She was one of three Latinos at the foundation, which employed 200. Regardless, Argilagos called the Annie E. Casey Foundation “one of the good guys,” and said a lot of the work around developing frameworks and theories of change extend to work seen today when it comes to justice and racial and ethnic equality.
“It’s been wonderful to see it take off,” said Argilagos of recent philanthropic developments. “We’ve definitely needed this tsunami of an understanding of ‘what does this mean?’ And that has to be inside as well as external for it to be deep and meaningful.”
After nine years at the foundation, Argilagos returned government under the Obama Administration, finally as a secretary to her parents’ delight, rising to be Deputy Assistant Secretary for HUD’s Office for International and Philanthropic Innovation.
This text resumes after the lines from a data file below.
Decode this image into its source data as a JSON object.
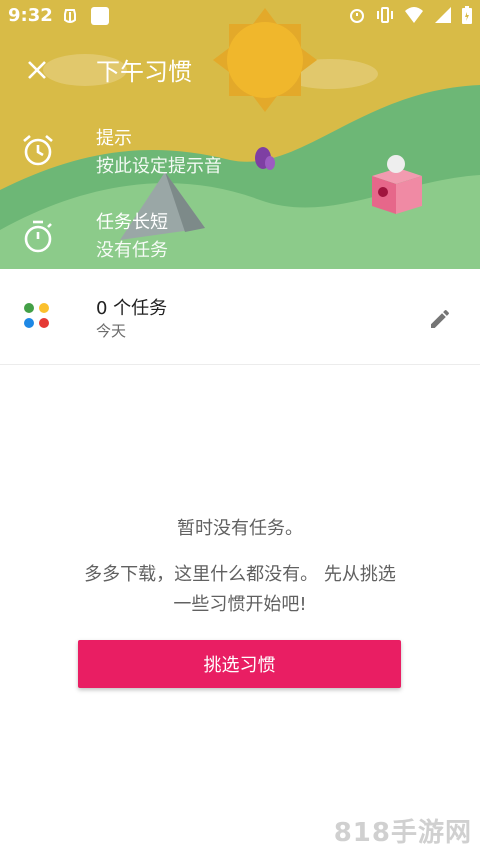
{
  "status_bar": {
    "time": "9:32",
    "icons": [
      "bug-icon",
      "square-icon",
      "alarm-icon",
      "vibrate-icon",
      "wifi-icon",
      "signal-icon",
      "battery-icon"
    ]
  },
  "header": {
    "close_icon": "close-icon",
    "title": "下午习惯",
    "reminder": {
      "icon": "alarm-clock-icon",
      "label": "提示",
      "value": "按此设定提示音"
    },
    "duration": {
      "icon": "stopwatch-icon",
      "label": "任务长短",
      "value": "没有任务"
    }
  },
  "summary": {
    "count_text": "0 个任务",
    "date_text": "今天",
    "edit_icon": "pencil-icon",
    "dot_colors": [
      "#43a047",
      "#fbc02d",
      "#1e88e5",
      "#e53935"
    ]
  },
  "empty_state": {
    "title": "暂时没有任务。",
    "message": "多多下载，这里什么都没有。 先从挑选一些习惯开始吧!",
    "button_label": "挑选习惯"
  },
  "watermark": "818手游网",
  "colors": {
    "banner_sky": "#d9bc48",
    "hill_dark": "#5fae74",
    "hill_light": "#8ecb8e",
    "accent": "#e91e63"
  }
}
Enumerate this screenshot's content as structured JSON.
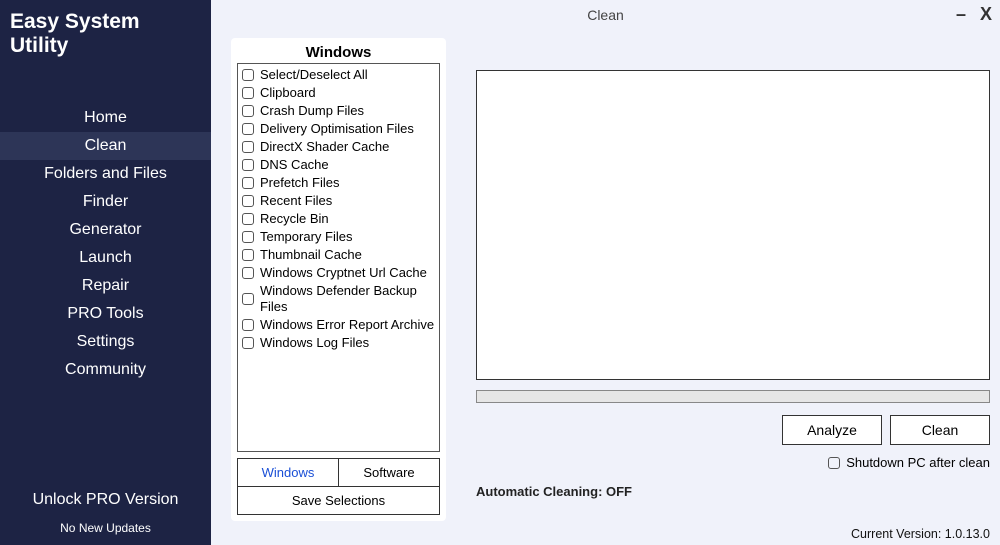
{
  "app": {
    "title": "Easy System Utility"
  },
  "sidebar": {
    "items": [
      {
        "label": "Home"
      },
      {
        "label": "Clean",
        "active": true
      },
      {
        "label": "Folders and Files"
      },
      {
        "label": "Finder"
      },
      {
        "label": "Generator"
      },
      {
        "label": "Launch"
      },
      {
        "label": "Repair"
      },
      {
        "label": "PRO Tools"
      },
      {
        "label": "Settings"
      },
      {
        "label": "Community"
      }
    ],
    "unlock": "Unlock PRO Version",
    "updates": "No New Updates"
  },
  "titlebar": {
    "title": "Clean",
    "minimize": "–",
    "close": "X"
  },
  "cleanPanel": {
    "heading": "Windows",
    "items": [
      "Select/Deselect All",
      "Clipboard",
      "Crash Dump Files",
      "Delivery Optimisation Files",
      "DirectX Shader Cache",
      "DNS Cache",
      "Prefetch Files",
      "Recent Files",
      "Recycle Bin",
      "Temporary Files",
      "Thumbnail Cache",
      "Windows Cryptnet Url Cache",
      "Windows Defender Backup Files",
      "Windows Error Report Archive",
      "Windows Log Files"
    ],
    "tabs": {
      "windows": "Windows",
      "software": "Software"
    },
    "save": "Save Selections"
  },
  "actions": {
    "analyze": "Analyze",
    "clean": "Clean",
    "shutdown": "Shutdown PC after clean",
    "auto": "Automatic Cleaning: OFF"
  },
  "footer": {
    "version": "Current Version: 1.0.13.0"
  }
}
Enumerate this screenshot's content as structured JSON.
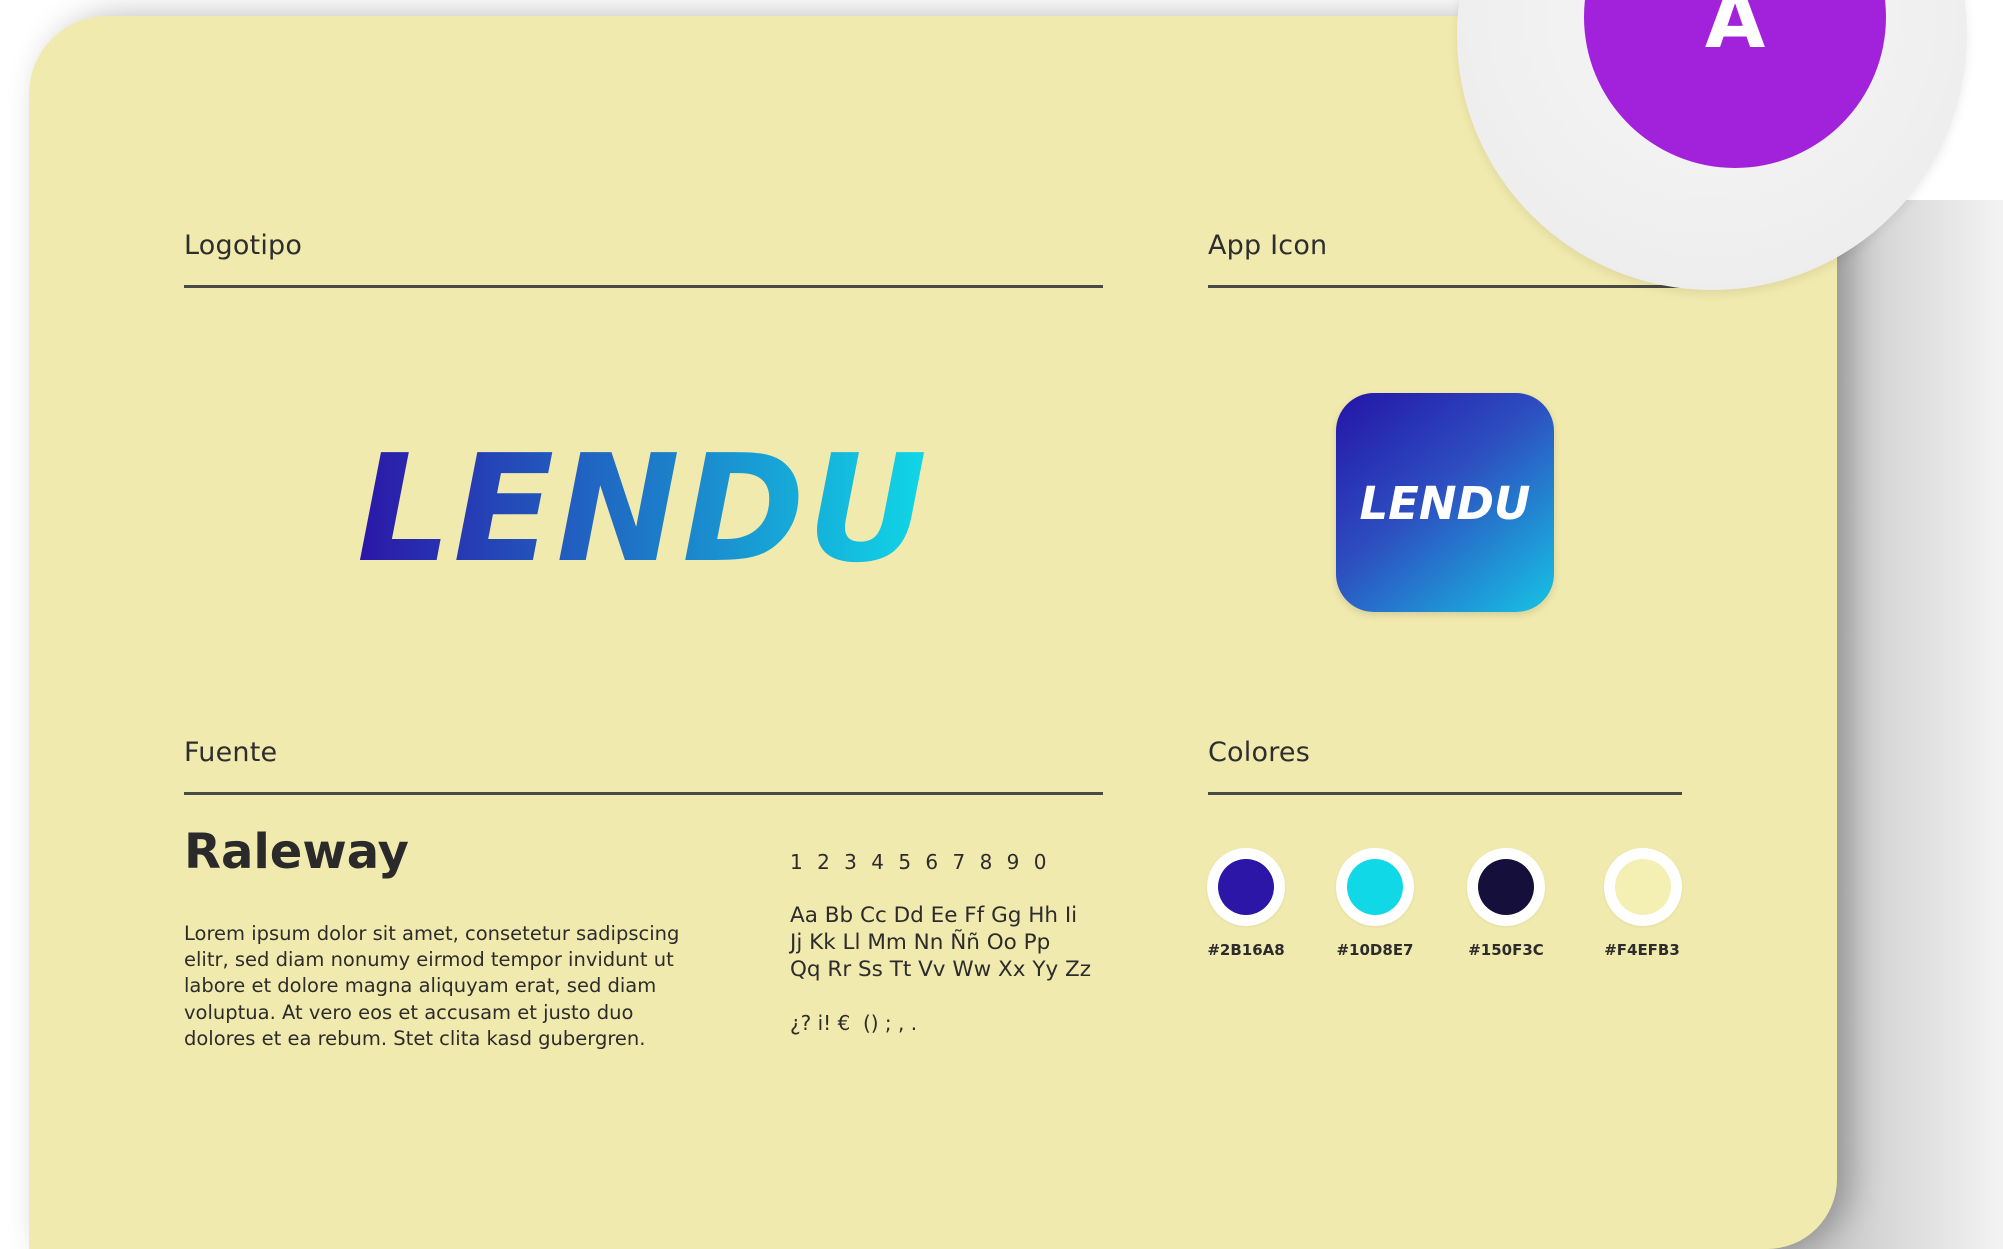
{
  "sections": {
    "logotipo": "Logotipo",
    "app_icon": "App Icon",
    "fuente": "Fuente",
    "colores": "Colores"
  },
  "brand": {
    "wordmark": "LENDU",
    "gradient_start": "#2B16A8",
    "gradient_end": "#10D8E7"
  },
  "font": {
    "name": "Raleway",
    "sample": "Lorem ipsum dolor sit amet, consetetur sadipscing elitr, sed diam nonumy eirmod tempor invidunt ut labore et dolore magna aliquyam erat, sed diam voluptua. At vero eos et accusam et justo duo dolores et ea rebum. Stet clita kasd gubergren.",
    "digits": "1 2 3 4 5 6 7 8 9 0",
    "alphabet_lines": [
      "Aa Bb Cc Dd Ee Ff Gg Hh Ii",
      "Jj Kk Ll Mm Nn Ññ Oo Pp",
      "Qq Rr Ss Tt Vv Ww Xx Yy Zz"
    ],
    "symbols": "¿? i! €  () ; , ."
  },
  "colors": [
    {
      "label": "#2B16A8",
      "hex": "#2B16A8"
    },
    {
      "label": "#10D8E7",
      "hex": "#10D8E7"
    },
    {
      "label": "#150F3C",
      "hex": "#150F3C"
    },
    {
      "label": "#F4EFB3",
      "hex": "#F4EFB3"
    }
  ],
  "badge": {
    "letter": "A",
    "color": "#A222DC"
  }
}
Five years later, and feeling tapped out, Argilagos joined the Ford Foundation to tackle more global governmental issues like sustainable development and the Paris Climate Agreement. She told AL DÍA that she would’ve stayed at that job forever had the U.S. not elected Donald Trump, a major inflection point in both U.S. history and her life.
“I felt that it was a moment that we needed to call everyone back, all hands on deck in the U.S., and build democracy,” said Argilagos.
A new “movimiento”
It was then, in 2018, that she landed the HIP job, taking over after the 27-year run of Diana Campoamor. She had big shoes to fill, but an organization ready to embrace change and attract a younger generation.
Since then, it’s been all about “movimiento.”
In addition to demystifying Latino donors, Argilagos has also been intentional about investing in Latino-owned businesses and entrepreneurs in hopes of expanding the Latino ecosystem of donors.
“To do that, we had to take people from surviving to thriving,” she said.
In the process, HIP has gone from 50 members to over 500. Employee-wise, there are now 50, up from the 17 she started with.
Argilagos’ goals are also numerous. Beyond the new funds around democracy and power, and climate and migration, she hopes to eventually establish a massive one for the entire Latino community that is stable over time and can be tapped in the event of an emergency. It would be similar to those found in other ethnic communities.
“Each time there’s an emergency, we start from scratch,” said Argilagos.
If she has her way, it won’t be like that for very long.